TASK BRIEF: The reply should hold every record, copied exactly.

_ _ _ _ _

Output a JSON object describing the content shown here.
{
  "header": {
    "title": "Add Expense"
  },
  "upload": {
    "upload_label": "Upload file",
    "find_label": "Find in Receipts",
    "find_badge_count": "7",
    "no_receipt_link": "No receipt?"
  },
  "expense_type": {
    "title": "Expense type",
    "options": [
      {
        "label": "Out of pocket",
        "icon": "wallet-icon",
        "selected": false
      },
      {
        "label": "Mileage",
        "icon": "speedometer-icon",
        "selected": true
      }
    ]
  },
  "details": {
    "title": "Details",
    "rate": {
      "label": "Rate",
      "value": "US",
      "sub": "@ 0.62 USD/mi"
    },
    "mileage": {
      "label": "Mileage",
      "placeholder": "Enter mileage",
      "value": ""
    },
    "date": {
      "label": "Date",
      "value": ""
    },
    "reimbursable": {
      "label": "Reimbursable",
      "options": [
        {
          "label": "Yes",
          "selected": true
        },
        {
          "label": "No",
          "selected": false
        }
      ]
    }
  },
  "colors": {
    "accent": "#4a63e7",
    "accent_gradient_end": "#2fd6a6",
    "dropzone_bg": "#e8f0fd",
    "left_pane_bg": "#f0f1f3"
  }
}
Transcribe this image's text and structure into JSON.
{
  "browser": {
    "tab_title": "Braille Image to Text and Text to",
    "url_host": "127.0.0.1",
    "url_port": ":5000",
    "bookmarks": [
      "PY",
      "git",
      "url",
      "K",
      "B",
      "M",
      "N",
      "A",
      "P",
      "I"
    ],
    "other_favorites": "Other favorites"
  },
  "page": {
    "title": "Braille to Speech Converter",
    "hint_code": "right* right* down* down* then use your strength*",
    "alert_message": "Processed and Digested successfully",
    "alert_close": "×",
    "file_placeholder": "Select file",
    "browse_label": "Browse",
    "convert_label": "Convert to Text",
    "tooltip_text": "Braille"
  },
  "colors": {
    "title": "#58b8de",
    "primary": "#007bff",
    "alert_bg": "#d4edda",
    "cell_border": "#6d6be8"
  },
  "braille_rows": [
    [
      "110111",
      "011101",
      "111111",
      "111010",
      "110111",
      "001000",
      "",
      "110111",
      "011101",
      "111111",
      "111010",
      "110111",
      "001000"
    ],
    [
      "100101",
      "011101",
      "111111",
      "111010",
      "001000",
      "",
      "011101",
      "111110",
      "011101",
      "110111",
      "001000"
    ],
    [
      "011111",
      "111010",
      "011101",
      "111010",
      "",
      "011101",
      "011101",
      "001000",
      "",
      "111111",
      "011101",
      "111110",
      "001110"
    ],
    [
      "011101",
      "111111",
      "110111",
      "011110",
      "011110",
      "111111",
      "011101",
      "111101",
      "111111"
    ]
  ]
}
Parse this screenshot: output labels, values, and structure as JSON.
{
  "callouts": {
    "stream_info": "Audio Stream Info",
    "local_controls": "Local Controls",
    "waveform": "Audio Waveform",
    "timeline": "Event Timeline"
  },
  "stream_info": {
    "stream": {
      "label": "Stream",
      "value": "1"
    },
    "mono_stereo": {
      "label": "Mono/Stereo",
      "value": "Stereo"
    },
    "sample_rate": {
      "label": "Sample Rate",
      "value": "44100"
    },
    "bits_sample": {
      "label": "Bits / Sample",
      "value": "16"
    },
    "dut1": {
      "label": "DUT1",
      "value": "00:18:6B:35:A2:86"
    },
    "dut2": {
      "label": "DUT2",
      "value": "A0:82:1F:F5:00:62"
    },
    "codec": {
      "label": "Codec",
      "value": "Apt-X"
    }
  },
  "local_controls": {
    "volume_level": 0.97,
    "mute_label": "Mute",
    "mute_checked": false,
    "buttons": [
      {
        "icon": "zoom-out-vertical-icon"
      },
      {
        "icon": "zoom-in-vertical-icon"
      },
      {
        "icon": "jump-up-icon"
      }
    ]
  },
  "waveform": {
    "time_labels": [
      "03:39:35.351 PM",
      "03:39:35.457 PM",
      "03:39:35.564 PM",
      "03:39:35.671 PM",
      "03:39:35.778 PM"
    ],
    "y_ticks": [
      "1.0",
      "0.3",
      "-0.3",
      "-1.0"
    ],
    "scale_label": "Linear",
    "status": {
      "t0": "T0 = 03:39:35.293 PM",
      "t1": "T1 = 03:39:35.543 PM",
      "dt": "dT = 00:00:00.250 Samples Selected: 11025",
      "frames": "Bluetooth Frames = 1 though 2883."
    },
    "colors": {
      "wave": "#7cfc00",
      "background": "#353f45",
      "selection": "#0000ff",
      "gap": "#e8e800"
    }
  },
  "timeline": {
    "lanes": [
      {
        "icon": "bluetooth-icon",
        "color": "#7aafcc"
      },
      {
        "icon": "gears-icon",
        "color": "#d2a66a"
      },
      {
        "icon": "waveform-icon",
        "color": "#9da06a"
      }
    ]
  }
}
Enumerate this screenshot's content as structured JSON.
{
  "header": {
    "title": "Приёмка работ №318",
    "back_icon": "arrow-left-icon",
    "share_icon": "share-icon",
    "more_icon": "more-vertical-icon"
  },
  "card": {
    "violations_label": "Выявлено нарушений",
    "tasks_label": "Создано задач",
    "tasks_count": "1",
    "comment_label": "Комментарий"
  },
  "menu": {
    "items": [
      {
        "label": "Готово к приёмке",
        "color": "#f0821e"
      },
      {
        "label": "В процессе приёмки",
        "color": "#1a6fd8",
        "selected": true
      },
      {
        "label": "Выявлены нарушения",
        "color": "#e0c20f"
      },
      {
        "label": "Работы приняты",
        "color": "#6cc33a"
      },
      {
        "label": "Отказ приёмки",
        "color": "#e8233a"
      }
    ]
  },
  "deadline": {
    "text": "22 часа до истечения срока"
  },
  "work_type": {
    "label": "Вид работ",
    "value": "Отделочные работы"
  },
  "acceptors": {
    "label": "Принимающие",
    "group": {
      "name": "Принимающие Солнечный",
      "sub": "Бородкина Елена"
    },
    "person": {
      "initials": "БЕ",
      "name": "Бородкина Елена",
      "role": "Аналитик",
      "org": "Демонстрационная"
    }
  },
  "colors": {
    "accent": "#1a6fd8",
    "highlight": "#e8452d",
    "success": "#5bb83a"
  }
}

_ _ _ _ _

ANSWER BOX:
Output a JSON object describing the content shown here.
{
  "header": {
    "title": "Add Expense"
  },
  "upload": {
    "upload_label": "Upload file",
    "find_label": "Find in Receipts",
    "find_badge_count": "7",
    "no_receipt_link": "No receipt?"
  },
  "expense_type": {
    "title": "Expense type",
    "options": [
      {
        "label": "Out of pocket",
        "icon": "wallet-icon",
        "selected": false
      },
      {
        "label": "Mileage",
        "icon": "speedometer-icon",
        "selected": true
      }
    ]
  },
  "details": {
    "title": "Details",
    "rate": {
      "label": "Rate",
      "value": "US",
      "sub": "@ 0.62 USD/mi"
    },
    "mileage": {
      "label": "Mileage",
      "placeholder": "Enter mileage",
      "value": ""
    },
    "date": {
      "label": "Date",
      "value": ""
    },
    "reimbursable": {
      "label": "Reimbursable",
      "options": [
        {
          "label": "Yes",
          "selected": true
        },
        {
          "label": "No",
          "selected": false
        }
      ]
    }
  },
  "colors": {
    "accent": "#4a63e7",
    "accent_gradient_end": "#2fd6a6",
    "dropzone_bg": "#e8f0fd",
    "left_pane_bg": "#f0f1f3"
  }
}
Transcribe this image's text and structure into JSON.
{
  "browser": {
    "tab_title": "Braille Image to Text and Text to",
    "url_host": "127.0.0.1",
    "url_port": ":5000",
    "bookmarks": [
      "PY",
      "git",
      "url",
      "K",
      "B",
      "M",
      "N",
      "A",
      "P",
      "I"
    ],
    "other_favorites": "Other favorites"
  },
  "page": {
    "title": "Braille to Speech Converter",
    "hint_code": "right* right* down* down* then use your strength*",
    "alert_message": "Processed and Digested successfully",
    "alert_close": "×",
    "file_placeholder": "Select file",
    "browse_label": "Browse",
    "convert_label": "Convert to Text",
    "tooltip_text": "Braille"
  },
  "colors": {
    "title": "#58b8de",
    "primary": "#007bff",
    "alert_bg": "#d4edda",
    "cell_border": "#6d6be8"
  },
  "braille_rows": [
    [
      "110111",
      "011101",
      "111111",
      "111010",
      "110111",
      "001000",
      "",
      "110111",
      "011101",
      "111111",
      "111010",
      "110111",
      "001000"
    ],
    [
      "100101",
      "011101",
      "111111",
      "111010",
      "001000",
      "",
      "011101",
      "111110",
      "011101",
      "110111",
      "001000"
    ],
    [
      "011111",
      "111010",
      "011101",
      "111010",
      "",
      "011101",
      "011101",
      "001000",
      "",
      "111111",
      "011101",
      "111110",
      "001110"
    ],
    [
      "011101",
      "111111",
      "110111",
      "011110",
      "011110",
      "111111",
      "011101",
      "111101",
      "111111"
    ]
  ]
}
Parse this screenshot: output labels, values, and structure as JSON.
{
  "callouts": {
    "stream_info": "Audio Stream Info",
    "local_controls": "Local Controls",
    "waveform": "Audio Waveform",
    "timeline": "Event Timeline"
  },
  "stream_info": {
    "stream": {
      "label": "Stream",
      "value": "1"
    },
    "mono_stereo": {
      "label": "Mono/Stereo",
      "value": "Stereo"
    },
    "sample_rate": {
      "label": "Sample Rate",
      "value": "44100"
    },
    "bits_sample": {
      "label": "Bits / Sample",
      "value": "16"
    },
    "dut1": {
      "label": "DUT1",
      "value": "00:18:6B:35:A2:86"
    },
    "dut2": {
      "label": "DUT2",
      "value": "A0:82:1F:F5:00:62"
    },
    "codec": {
      "label": "Codec",
      "value": "Apt-X"
    }
  },
  "local_controls": {
    "volume_level": 0.97,
    "mute_label": "Mute",
    "mute_checked": false,
    "buttons": [
      {
        "icon": "zoom-out-vertical-icon"
      },
      {
        "icon": "zoom-in-vertical-icon"
      },
      {
        "icon": "jump-up-icon"
      }
    ]
  },
  "waveform": {
    "time_labels": [
      "03:39:35.351 PM",
      "03:39:35.457 PM",
      "03:39:35.564 PM",
      "03:39:35.671 PM",
      "03:39:35.778 PM"
    ],
    "y_ticks": [
      "1.0",
      "0.3",
      "-0.3",
      "-1.0"
    ],
    "scale_label": "Linear",
    "status": {
      "t0": "T0 = 03:39:35.293 PM",
      "t1": "T1 = 03:39:35.543 PM",
      "dt": "dT = 00:00:00.250 Samples Selected: 11025",
      "frames": "Bluetooth Frames = 1 though 2883."
    },
    "colors": {
      "wave": "#7cfc00",
      "background": "#353f45",
      "selection": "#0000ff",
      "gap": "#e8e800"
    }
  },
  "timeline": {
    "lanes": [
      {
        "icon": "bluetooth-icon",
        "color": "#7aafcc"
      },
      {
        "icon": "gears-icon",
        "color": "#d2a66a"
      },
      {
        "icon": "waveform-icon",
        "color": "#9da06a"
      }
    ]
  }
}
Enumerate this screenshot's content as structured JSON.
{
  "header": {
    "title": "Приёмка работ №318",
    "back_icon": "arrow-left-icon",
    "share_icon": "share-icon",
    "more_icon": "more-vertical-icon"
  },
  "card": {
    "violations_label": "Выявлено нарушений",
    "tasks_label": "Создано задач",
    "tasks_count": "1",
    "comment_label": "Комментарий"
  },
  "menu": {
    "items": [
      {
        "label": "Готово к приёмке",
        "color": "#f0821e"
      },
      {
        "label": "В процессе приёмки",
        "color": "#1a6fd8",
        "selected": true
      },
      {
        "label": "Выявлены нарушения",
        "color": "#e0c20f"
      },
      {
        "label": "Работы приняты",
        "color": "#6cc33a"
      },
      {
        "label": "Отказ приёмки",
        "color": "#e8233a"
      }
    ]
  },
  "deadline": {
    "text": "22 часа до истечения срока"
  },
  "work_type": {
    "label": "Вид работ",
    "value": "Отделочные работы"
  },
  "acceptors": {
    "label": "Принимающие",
    "group": {
      "name": "Принимающие Солнечный",
      "sub": "Бородкина Елена"
    },
    "person": {
      "initials": "БЕ",
      "name": "Бородкина Елена",
      "role": "Аналитик",
      "org": "Демонстрационная"
    }
  },
  "colors": {
    "accent": "#1a6fd8",
    "highlight": "#e8452d",
    "success": "#5bb83a"
  }
}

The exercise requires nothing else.